**Activity:** Return all lines from the entries below in which the word "name" is present.

========================================

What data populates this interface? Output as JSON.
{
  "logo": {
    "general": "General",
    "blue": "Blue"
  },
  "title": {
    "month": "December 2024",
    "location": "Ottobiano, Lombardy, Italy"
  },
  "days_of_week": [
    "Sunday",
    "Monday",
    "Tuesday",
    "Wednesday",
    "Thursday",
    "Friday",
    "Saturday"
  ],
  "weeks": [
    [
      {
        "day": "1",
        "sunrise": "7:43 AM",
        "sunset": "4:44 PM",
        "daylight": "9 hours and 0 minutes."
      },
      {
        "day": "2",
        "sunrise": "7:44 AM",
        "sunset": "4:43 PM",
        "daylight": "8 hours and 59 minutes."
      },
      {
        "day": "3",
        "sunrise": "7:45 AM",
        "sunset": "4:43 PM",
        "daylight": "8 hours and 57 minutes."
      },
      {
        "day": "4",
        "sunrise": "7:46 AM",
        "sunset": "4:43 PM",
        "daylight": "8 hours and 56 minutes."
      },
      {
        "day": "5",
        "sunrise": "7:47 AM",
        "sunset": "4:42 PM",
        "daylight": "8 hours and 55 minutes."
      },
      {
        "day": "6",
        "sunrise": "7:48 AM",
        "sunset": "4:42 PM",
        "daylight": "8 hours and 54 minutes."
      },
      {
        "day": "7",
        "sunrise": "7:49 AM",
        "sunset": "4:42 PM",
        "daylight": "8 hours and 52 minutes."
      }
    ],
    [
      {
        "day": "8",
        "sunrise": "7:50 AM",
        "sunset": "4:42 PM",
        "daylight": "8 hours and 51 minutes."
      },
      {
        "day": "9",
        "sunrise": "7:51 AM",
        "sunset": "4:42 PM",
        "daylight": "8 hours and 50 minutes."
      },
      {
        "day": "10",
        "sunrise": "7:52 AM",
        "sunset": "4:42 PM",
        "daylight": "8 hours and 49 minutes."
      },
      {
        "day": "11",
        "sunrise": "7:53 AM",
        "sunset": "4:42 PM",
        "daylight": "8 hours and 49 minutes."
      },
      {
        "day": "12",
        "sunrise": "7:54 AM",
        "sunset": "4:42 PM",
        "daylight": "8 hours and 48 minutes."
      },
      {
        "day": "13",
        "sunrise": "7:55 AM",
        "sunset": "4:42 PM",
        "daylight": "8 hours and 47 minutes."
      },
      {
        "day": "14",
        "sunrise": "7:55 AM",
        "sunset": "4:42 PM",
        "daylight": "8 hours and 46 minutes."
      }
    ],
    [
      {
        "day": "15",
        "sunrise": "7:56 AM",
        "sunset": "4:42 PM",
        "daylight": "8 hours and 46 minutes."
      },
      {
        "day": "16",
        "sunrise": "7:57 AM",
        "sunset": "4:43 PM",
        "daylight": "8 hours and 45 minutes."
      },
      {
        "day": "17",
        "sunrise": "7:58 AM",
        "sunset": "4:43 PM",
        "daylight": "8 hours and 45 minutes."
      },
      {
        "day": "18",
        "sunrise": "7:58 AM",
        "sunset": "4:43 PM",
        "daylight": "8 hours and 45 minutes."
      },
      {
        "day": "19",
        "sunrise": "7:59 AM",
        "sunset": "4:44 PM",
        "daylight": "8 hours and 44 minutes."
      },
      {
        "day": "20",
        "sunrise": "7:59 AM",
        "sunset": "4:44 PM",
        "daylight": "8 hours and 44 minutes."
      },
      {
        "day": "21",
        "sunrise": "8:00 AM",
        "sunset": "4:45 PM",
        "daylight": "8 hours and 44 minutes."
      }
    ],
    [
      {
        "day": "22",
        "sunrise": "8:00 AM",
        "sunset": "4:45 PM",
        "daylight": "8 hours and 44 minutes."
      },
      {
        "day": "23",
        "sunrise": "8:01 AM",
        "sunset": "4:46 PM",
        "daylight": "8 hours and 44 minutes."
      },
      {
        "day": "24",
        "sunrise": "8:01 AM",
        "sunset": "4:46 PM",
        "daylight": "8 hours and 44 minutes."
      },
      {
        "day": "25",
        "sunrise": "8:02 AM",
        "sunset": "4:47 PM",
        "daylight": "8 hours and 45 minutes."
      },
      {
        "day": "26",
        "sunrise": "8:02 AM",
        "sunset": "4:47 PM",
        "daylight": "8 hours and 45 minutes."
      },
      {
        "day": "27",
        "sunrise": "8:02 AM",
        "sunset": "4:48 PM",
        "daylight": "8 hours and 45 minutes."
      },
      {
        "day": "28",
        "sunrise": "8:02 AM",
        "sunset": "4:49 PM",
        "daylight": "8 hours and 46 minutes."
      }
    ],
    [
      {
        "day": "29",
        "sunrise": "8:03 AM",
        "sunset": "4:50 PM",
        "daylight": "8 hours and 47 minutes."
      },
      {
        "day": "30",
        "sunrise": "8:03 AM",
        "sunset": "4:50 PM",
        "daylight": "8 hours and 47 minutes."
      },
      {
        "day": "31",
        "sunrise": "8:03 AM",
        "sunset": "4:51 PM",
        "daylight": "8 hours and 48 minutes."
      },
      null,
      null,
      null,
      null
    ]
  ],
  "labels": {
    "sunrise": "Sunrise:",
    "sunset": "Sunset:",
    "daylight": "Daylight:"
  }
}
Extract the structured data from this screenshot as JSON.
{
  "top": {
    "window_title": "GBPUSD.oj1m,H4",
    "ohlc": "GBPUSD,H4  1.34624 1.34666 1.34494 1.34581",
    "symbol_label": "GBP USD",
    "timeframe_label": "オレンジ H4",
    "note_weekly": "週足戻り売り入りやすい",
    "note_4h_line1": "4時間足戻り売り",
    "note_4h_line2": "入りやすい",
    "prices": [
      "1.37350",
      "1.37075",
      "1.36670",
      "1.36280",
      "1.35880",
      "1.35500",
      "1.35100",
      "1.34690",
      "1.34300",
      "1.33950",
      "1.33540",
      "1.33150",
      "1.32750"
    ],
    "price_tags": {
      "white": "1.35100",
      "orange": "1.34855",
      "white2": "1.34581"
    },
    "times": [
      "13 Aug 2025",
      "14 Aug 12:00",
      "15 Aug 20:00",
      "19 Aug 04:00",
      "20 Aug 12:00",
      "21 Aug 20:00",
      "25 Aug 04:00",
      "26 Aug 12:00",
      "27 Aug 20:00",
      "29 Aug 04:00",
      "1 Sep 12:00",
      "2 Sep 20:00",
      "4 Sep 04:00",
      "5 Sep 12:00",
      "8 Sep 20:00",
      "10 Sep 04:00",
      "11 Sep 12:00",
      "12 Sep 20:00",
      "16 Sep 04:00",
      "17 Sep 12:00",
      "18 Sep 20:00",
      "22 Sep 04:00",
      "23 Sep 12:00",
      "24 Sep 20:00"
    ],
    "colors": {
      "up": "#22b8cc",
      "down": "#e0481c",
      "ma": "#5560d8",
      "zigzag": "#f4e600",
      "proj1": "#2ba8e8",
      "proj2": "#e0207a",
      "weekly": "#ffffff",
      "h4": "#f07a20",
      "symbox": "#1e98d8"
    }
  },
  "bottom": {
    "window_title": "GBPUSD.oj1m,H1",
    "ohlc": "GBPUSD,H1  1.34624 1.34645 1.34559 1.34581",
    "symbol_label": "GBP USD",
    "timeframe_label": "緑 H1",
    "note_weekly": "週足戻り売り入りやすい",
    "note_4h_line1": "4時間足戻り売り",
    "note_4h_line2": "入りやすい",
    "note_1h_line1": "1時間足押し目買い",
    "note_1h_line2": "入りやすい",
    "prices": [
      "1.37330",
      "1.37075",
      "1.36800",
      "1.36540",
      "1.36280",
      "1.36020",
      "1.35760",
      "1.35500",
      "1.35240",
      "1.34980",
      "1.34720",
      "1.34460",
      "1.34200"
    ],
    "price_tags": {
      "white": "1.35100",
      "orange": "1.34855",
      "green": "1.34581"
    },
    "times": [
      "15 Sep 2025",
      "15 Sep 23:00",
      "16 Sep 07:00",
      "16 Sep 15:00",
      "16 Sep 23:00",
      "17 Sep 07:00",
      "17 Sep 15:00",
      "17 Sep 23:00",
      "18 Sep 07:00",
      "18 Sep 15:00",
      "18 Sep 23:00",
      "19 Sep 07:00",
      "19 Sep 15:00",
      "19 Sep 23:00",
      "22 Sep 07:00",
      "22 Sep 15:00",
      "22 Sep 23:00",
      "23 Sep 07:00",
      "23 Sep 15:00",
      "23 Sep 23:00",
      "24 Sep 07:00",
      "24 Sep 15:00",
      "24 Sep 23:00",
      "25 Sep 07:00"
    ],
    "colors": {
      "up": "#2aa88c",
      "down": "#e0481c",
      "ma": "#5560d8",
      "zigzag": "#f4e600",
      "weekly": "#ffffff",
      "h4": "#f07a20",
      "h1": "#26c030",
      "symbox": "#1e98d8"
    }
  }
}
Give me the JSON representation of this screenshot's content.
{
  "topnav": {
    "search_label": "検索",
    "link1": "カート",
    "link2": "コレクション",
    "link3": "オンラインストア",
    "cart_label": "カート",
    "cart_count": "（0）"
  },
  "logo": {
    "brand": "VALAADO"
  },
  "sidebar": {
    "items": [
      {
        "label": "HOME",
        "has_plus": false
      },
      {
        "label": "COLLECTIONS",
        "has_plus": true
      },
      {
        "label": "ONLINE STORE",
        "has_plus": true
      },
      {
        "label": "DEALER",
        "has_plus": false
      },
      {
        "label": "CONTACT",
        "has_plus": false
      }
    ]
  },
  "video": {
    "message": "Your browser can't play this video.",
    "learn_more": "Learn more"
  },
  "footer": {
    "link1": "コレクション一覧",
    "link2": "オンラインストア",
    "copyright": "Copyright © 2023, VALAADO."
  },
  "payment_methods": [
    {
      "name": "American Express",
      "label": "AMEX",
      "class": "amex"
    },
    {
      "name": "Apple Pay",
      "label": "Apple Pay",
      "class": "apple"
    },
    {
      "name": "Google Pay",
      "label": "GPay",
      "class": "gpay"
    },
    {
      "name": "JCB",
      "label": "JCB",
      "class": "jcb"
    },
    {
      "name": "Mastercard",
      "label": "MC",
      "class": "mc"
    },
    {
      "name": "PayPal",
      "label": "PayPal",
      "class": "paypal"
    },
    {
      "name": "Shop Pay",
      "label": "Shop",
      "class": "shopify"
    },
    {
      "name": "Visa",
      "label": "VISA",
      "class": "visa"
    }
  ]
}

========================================

**Answer space:**
      "name": "American Express",
      "name": "Apple Pay",
      "name": "Google Pay",
      "name": "JCB",
      "name": "Mastercard",
      "name": "PayPal",
      "name": "Shop Pay",
      "name": "Visa",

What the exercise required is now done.